Task requirements →
Repeat all of the data word for word so that only the pictures are missing from the copy.

▬▬▬

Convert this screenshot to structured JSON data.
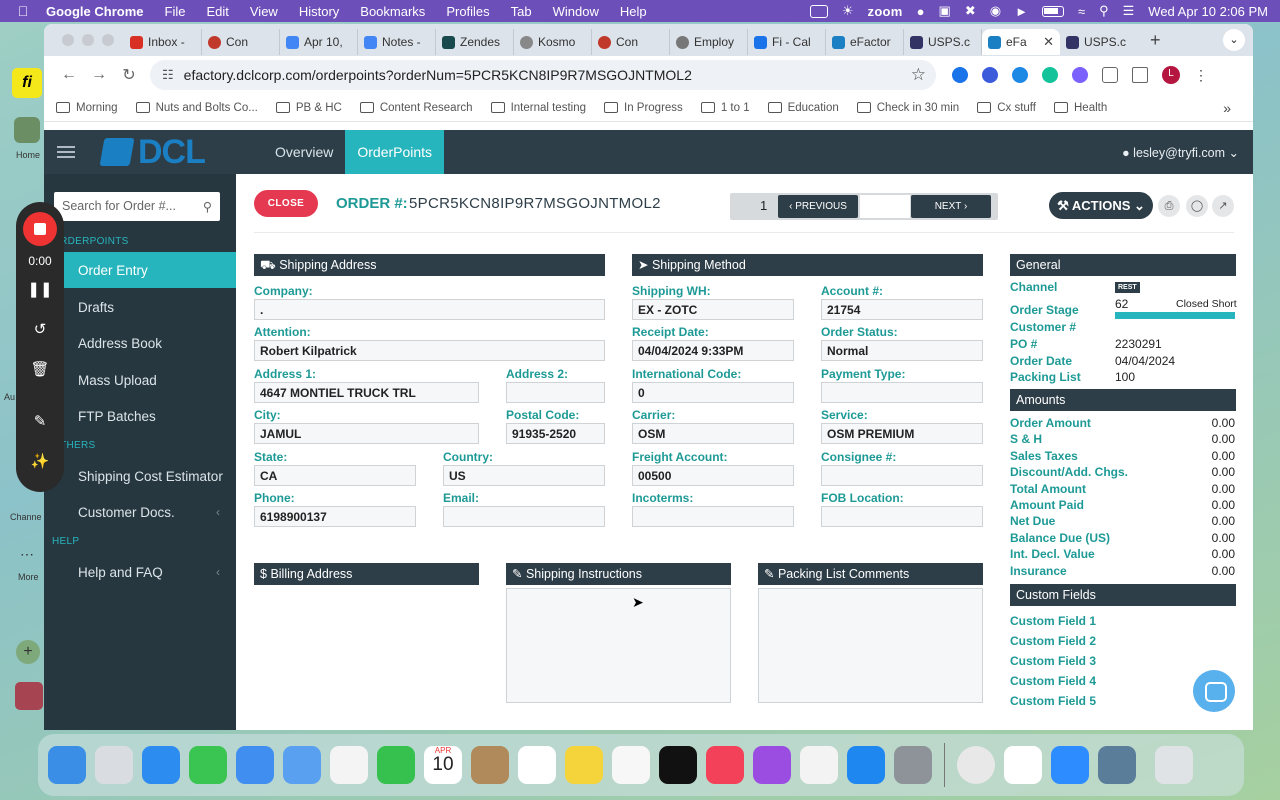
{
  "menubar": {
    "app": "Google Chrome",
    "items": [
      "File",
      "Edit",
      "View",
      "History",
      "Bookmarks",
      "Profiles",
      "Tab",
      "Window",
      "Help"
    ],
    "zoom_label": "zoom",
    "datetime": "Wed Apr 10  2:06 PM"
  },
  "slack_strip": {
    "home_label": "Home",
    "activity_label": "Au",
    "channels_label": "Channe",
    "more_label": "More"
  },
  "recorder": {
    "time": "0:00"
  },
  "browser": {
    "tabs": [
      {
        "label": "Inbox -",
        "color": "#d93025"
      },
      {
        "label": "Con",
        "color": "#c0392b"
      },
      {
        "label": "Apr 10,",
        "color": "#4285f4"
      },
      {
        "label": "Notes -",
        "color": "#4285f4"
      },
      {
        "label": "Zendes",
        "color": "#17494d"
      },
      {
        "label": "Kosmo",
        "color": "#888888"
      },
      {
        "label": "Con",
        "color": "#c0392b"
      },
      {
        "label": "Employ",
        "color": "#777777"
      },
      {
        "label": "Fi - Cal",
        "color": "#1a73e8"
      },
      {
        "label": "eFactor",
        "color": "#1b7fc4"
      },
      {
        "label": "USPS.c",
        "color": "#333366"
      },
      {
        "label": "eFa",
        "color": "#1b7fc4"
      },
      {
        "label": "USPS.c",
        "color": "#333366"
      }
    ],
    "url": "efactory.dclcorp.com/orderpoints?orderNum=5PCR5KCN8IP9R7MSGOJNTMOL2",
    "profile_initial": "L",
    "bookmarks": [
      "Morning",
      "Nuts and Bolts Co...",
      "PB & HC",
      "Content Research",
      "Internal testing",
      "In Progress",
      "1 to 1",
      "Education",
      "Check in 30 min",
      "Cx stuff",
      "Health"
    ]
  },
  "app": {
    "logo": "DCL",
    "nav": [
      "Overview",
      "OrderPoints"
    ],
    "user": "lesley@tryfi.com"
  },
  "sidebar": {
    "search_placeholder": "Search for Order #...",
    "section_orderpoints": "ORDERPOINTS",
    "items_main": [
      "Order Entry",
      "Drafts",
      "Address Book",
      "Mass Upload",
      "FTP Batches"
    ],
    "section_others": "OTHERS",
    "items_others": [
      "Shipping Cost Estimator",
      "Customer Docs."
    ],
    "section_help": "HELP",
    "items_help": [
      "Help and FAQ"
    ]
  },
  "order": {
    "close_label": "CLOSE",
    "order_label": "ORDER #:",
    "order_number": "5PCR5KCN8IP9R7MSGOJNTMOL2",
    "page": "1",
    "prev_label": "PREVIOUS",
    "next_label": "NEXT",
    "actions_label": "ACTIONS"
  },
  "shipping_address": {
    "title": "Shipping Address",
    "company_label": "Company:",
    "company": ".",
    "attention_label": "Attention:",
    "attention": "Robert Kilpatrick",
    "address1_label": "Address 1:",
    "address1": "4647 MONTIEL TRUCK TRL",
    "address2_label": "Address 2:",
    "address2": "",
    "city_label": "City:",
    "city": "JAMUL",
    "postal_label": "Postal Code:",
    "postal": "91935-2520",
    "state_label": "State:",
    "state": "CA",
    "country_label": "Country:",
    "country": "US",
    "phone_label": "Phone:",
    "phone": "6198900137",
    "email_label": "Email:",
    "email": ""
  },
  "shipping_method": {
    "title": "Shipping Method",
    "wh_label": "Shipping WH:",
    "wh": "EX - ZOTC",
    "account_label": "Account #:",
    "account": "21754",
    "receipt_label": "Receipt Date:",
    "receipt": "04/04/2024 9:33PM",
    "status_label": "Order Status:",
    "status": "Normal",
    "intl_label": "International Code:",
    "intl": "0",
    "payment_label": "Payment Type:",
    "payment": "",
    "carrier_label": "Carrier:",
    "carrier": "OSM",
    "service_label": "Service:",
    "service": "OSM PREMIUM",
    "freight_label": "Freight Account:",
    "freight": "00500",
    "consignee_label": "Consignee #:",
    "consignee": "",
    "incoterms_label": "Incoterms:",
    "incoterms": "",
    "fob_label": "FOB Location:",
    "fob": ""
  },
  "general": {
    "title": "General",
    "channel_label": "Channel",
    "channel_badge": "REST",
    "stage_label": "Order Stage",
    "stage_value": "62",
    "stage_status": "Closed Short",
    "stage_progress": 1.0,
    "customer_label": "Customer #",
    "customer": "",
    "po_label": "PO #",
    "po": "2230291",
    "date_label": "Order Date",
    "date": "04/04/2024",
    "packing_label": "Packing List",
    "packing": "100"
  },
  "amounts": {
    "title": "Amounts",
    "rows": [
      {
        "label": "Order Amount",
        "value": "0.00"
      },
      {
        "label": "S & H",
        "value": "0.00"
      },
      {
        "label": "Sales Taxes",
        "value": "0.00"
      },
      {
        "label": "Discount/Add. Chgs.",
        "value": "0.00"
      },
      {
        "label": "Total Amount",
        "value": "0.00"
      },
      {
        "label": "Amount Paid",
        "value": "0.00"
      },
      {
        "label": "Net Due",
        "value": "0.00"
      },
      {
        "label": "Balance Due (US)",
        "value": "0.00"
      },
      {
        "label": "Int. Decl. Value",
        "value": "0.00"
      },
      {
        "label": "Insurance",
        "value": "0.00"
      }
    ]
  },
  "custom_fields": {
    "title": "Custom Fields",
    "items": [
      "Custom Field 1",
      "Custom Field 2",
      "Custom Field 3",
      "Custom Field 4",
      "Custom Field 5"
    ]
  },
  "billing": {
    "title": "Billing Address"
  },
  "instructions": {
    "title": "Shipping Instructions"
  },
  "packing_comments": {
    "title": "Packing List Comments"
  },
  "dock": {
    "calendar_month": "APR",
    "calendar_day": "10"
  }
}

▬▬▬

Written response →
Convert this screenshot to structured JSON data.
{
  "menubar": {
    "app": "Google Chrome",
    "items": [
      "File",
      "Edit",
      "View",
      "History",
      "Bookmarks",
      "Profiles",
      "Tab",
      "Window",
      "Help"
    ],
    "zoom_label": "zoom",
    "datetime": "Wed Apr 10  2:06 PM"
  },
  "slack_strip": {
    "home_label": "Home",
    "activity_label": "Au",
    "channels_label": "Channe",
    "more_label": "More"
  },
  "recorder": {
    "time": "0:00"
  },
  "browser": {
    "tabs": [
      {
        "label": "Inbox -",
        "color": "#d93025"
      },
      {
        "label": "Con",
        "color": "#c0392b"
      },
      {
        "label": "Apr 10,",
        "color": "#4285f4"
      },
      {
        "label": "Notes -",
        "color": "#4285f4"
      },
      {
        "label": "Zendes",
        "color": "#17494d"
      },
      {
        "label": "Kosmo",
        "color": "#888888"
      },
      {
        "label": "Con",
        "color": "#c0392b"
      },
      {
        "label": "Employ",
        "color": "#777777"
      },
      {
        "label": "Fi - Cal",
        "color": "#1a73e8"
      },
      {
        "label": "eFactor",
        "color": "#1b7fc4"
      },
      {
        "label": "USPS.c",
        "color": "#333366"
      },
      {
        "label": "eFa",
        "color": "#1b7fc4"
      },
      {
        "label": "USPS.c",
        "color": "#333366"
      }
    ],
    "url": "efactory.dclcorp.com/orderpoints?orderNum=5PCR5KCN8IP9R7MSGOJNTMOL2",
    "profile_initial": "L",
    "bookmarks": [
      "Morning",
      "Nuts and Bolts Co...",
      "PB & HC",
      "Content Research",
      "Internal testing",
      "In Progress",
      "1 to 1",
      "Education",
      "Check in 30 min",
      "Cx stuff",
      "Health"
    ]
  },
  "app": {
    "logo": "DCL",
    "nav": [
      "Overview",
      "OrderPoints"
    ],
    "user": "lesley@tryfi.com"
  },
  "sidebar": {
    "search_placeholder": "Search for Order #...",
    "section_orderpoints": "ORDERPOINTS",
    "items_main": [
      "Order Entry",
      "Drafts",
      "Address Book",
      "Mass Upload",
      "FTP Batches"
    ],
    "section_others": "OTHERS",
    "items_others": [
      "Shipping Cost Estimator",
      "Customer Docs."
    ],
    "section_help": "HELP",
    "items_help": [
      "Help and FAQ"
    ]
  },
  "order": {
    "close_label": "CLOSE",
    "order_label": "ORDER #:",
    "order_number": "5PCR5KCN8IP9R7MSGOJNTMOL2",
    "page": "1",
    "prev_label": "PREVIOUS",
    "next_label": "NEXT",
    "actions_label": "ACTIONS"
  },
  "shipping_address": {
    "title": "Shipping Address",
    "company_label": "Company:",
    "company": ".",
    "attention_label": "Attention:",
    "attention": "Robert Kilpatrick",
    "address1_label": "Address 1:",
    "address1": "4647 MONTIEL TRUCK TRL",
    "address2_label": "Address 2:",
    "address2": "",
    "city_label": "City:",
    "city": "JAMUL",
    "postal_label": "Postal Code:",
    "postal": "91935-2520",
    "state_label": "State:",
    "state": "CA",
    "country_label": "Country:",
    "country": "US",
    "phone_label": "Phone:",
    "phone": "6198900137",
    "email_label": "Email:",
    "email": ""
  },
  "shipping_method": {
    "title": "Shipping Method",
    "wh_label": "Shipping WH:",
    "wh": "EX - ZOTC",
    "account_label": "Account #:",
    "account": "21754",
    "receipt_label": "Receipt Date:",
    "receipt": "04/04/2024 9:33PM",
    "status_label": "Order Status:",
    "status": "Normal",
    "intl_label": "International Code:",
    "intl": "0",
    "payment_label": "Payment Type:",
    "payment": "",
    "carrier_label": "Carrier:",
    "carrier": "OSM",
    "service_label": "Service:",
    "service": "OSM PREMIUM",
    "freight_label": "Freight Account:",
    "freight": "00500",
    "consignee_label": "Consignee #:",
    "consignee": "",
    "incoterms_label": "Incoterms:",
    "incoterms": "",
    "fob_label": "FOB Location:",
    "fob": ""
  },
  "general": {
    "title": "General",
    "channel_label": "Channel",
    "channel_badge": "REST",
    "stage_label": "Order Stage",
    "stage_value": "62",
    "stage_status": "Closed Short",
    "stage_progress": 1.0,
    "customer_label": "Customer #",
    "customer": "",
    "po_label": "PO #",
    "po": "2230291",
    "date_label": "Order Date",
    "date": "04/04/2024",
    "packing_label": "Packing List",
    "packing": "100"
  },
  "amounts": {
    "title": "Amounts",
    "rows": [
      {
        "label": "Order Amount",
        "value": "0.00"
      },
      {
        "label": "S & H",
        "value": "0.00"
      },
      {
        "label": "Sales Taxes",
        "value": "0.00"
      },
      {
        "label": "Discount/Add. Chgs.",
        "value": "0.00"
      },
      {
        "label": "Total Amount",
        "value": "0.00"
      },
      {
        "label": "Amount Paid",
        "value": "0.00"
      },
      {
        "label": "Net Due",
        "value": "0.00"
      },
      {
        "label": "Balance Due (US)",
        "value": "0.00"
      },
      {
        "label": "Int. Decl. Value",
        "value": "0.00"
      },
      {
        "label": "Insurance",
        "value": "0.00"
      }
    ]
  },
  "custom_fields": {
    "title": "Custom Fields",
    "items": [
      "Custom Field 1",
      "Custom Field 2",
      "Custom Field 3",
      "Custom Field 4",
      "Custom Field 5"
    ]
  },
  "billing": {
    "title": "Billing Address"
  },
  "instructions": {
    "title": "Shipping Instructions"
  },
  "packing_comments": {
    "title": "Packing List Comments"
  },
  "dock": {
    "calendar_month": "APR",
    "calendar_day": "10"
  }
}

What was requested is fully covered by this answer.